Liverpool Old Hebrew Congregation has a long and very proud musical tradition. Our choir was formed in the mid-19th century and led by Abraham Saqui from 1858 until his death in 1893. Saqui was one of the world’s leading composers of synagogue music in the Victorian era and trained the choir to an exceptionally high standard. It performed regularly at local and national events, in a time when many mainstream Orthodox Hebrew congregations had choirs. The repertoire included pieces by the finest composers of synagogue liturgy, including Sulzer, Lewandowski, Mombach, Naumbourg, Salaman, Alman and many more, as well as Saqui’s own work.

 

The high standards were maintained long after Saqui’s death, notably under Rev AB Coleman’s tenure from the 1910s. In 1933, the leadership fell to the young Raphael “Rafe” Dorfman, who had been a member of the choir for some time. He served as choirmaster for an incredible 68 years, until retiring through ill-health in 2001. His brother Charles served a similar period as choir librarian until his death in 2000.

In 1941, under the strain of World War II, the decision was made to recruit a small number of women into the choir to compensate for the evacuation of many of the boy choristers and also the active service of some of the men. The women who joined the choir were Rafe and Charles’ sister, their wives and young daughters. Our congregants became accustomed to the finest musical traditions, delivered by their beloved choir and spectacular chazzanim such as Rev Herman Bornstein.

After the war and throughout much of the remainder of the 20th century, it was not uncommon for mainstream Anglo-Orthodox congregations to retain a mixed choir of this type, however, we believe we are now the only Orthodox congregation in the UK to retain a mixed choir.

Whilst smaller in number, the musical tradition is still maintained by today's choristers during every service and at many weddings. No musical accompaniment is permitted in Orthodox law so this, combined with the acoustics of the building, has the effect of enhancing the beauty of the four-part harmony.

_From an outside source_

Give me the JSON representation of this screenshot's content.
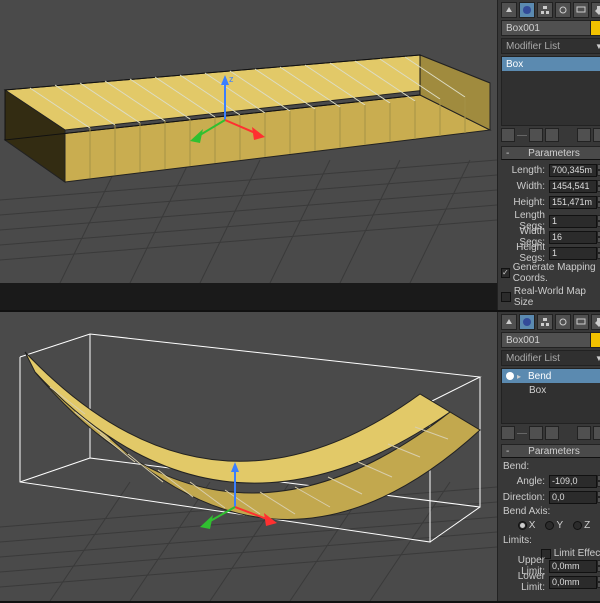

A selection of audio clips of our choir can be found on the audio page of this website.

Saul Marks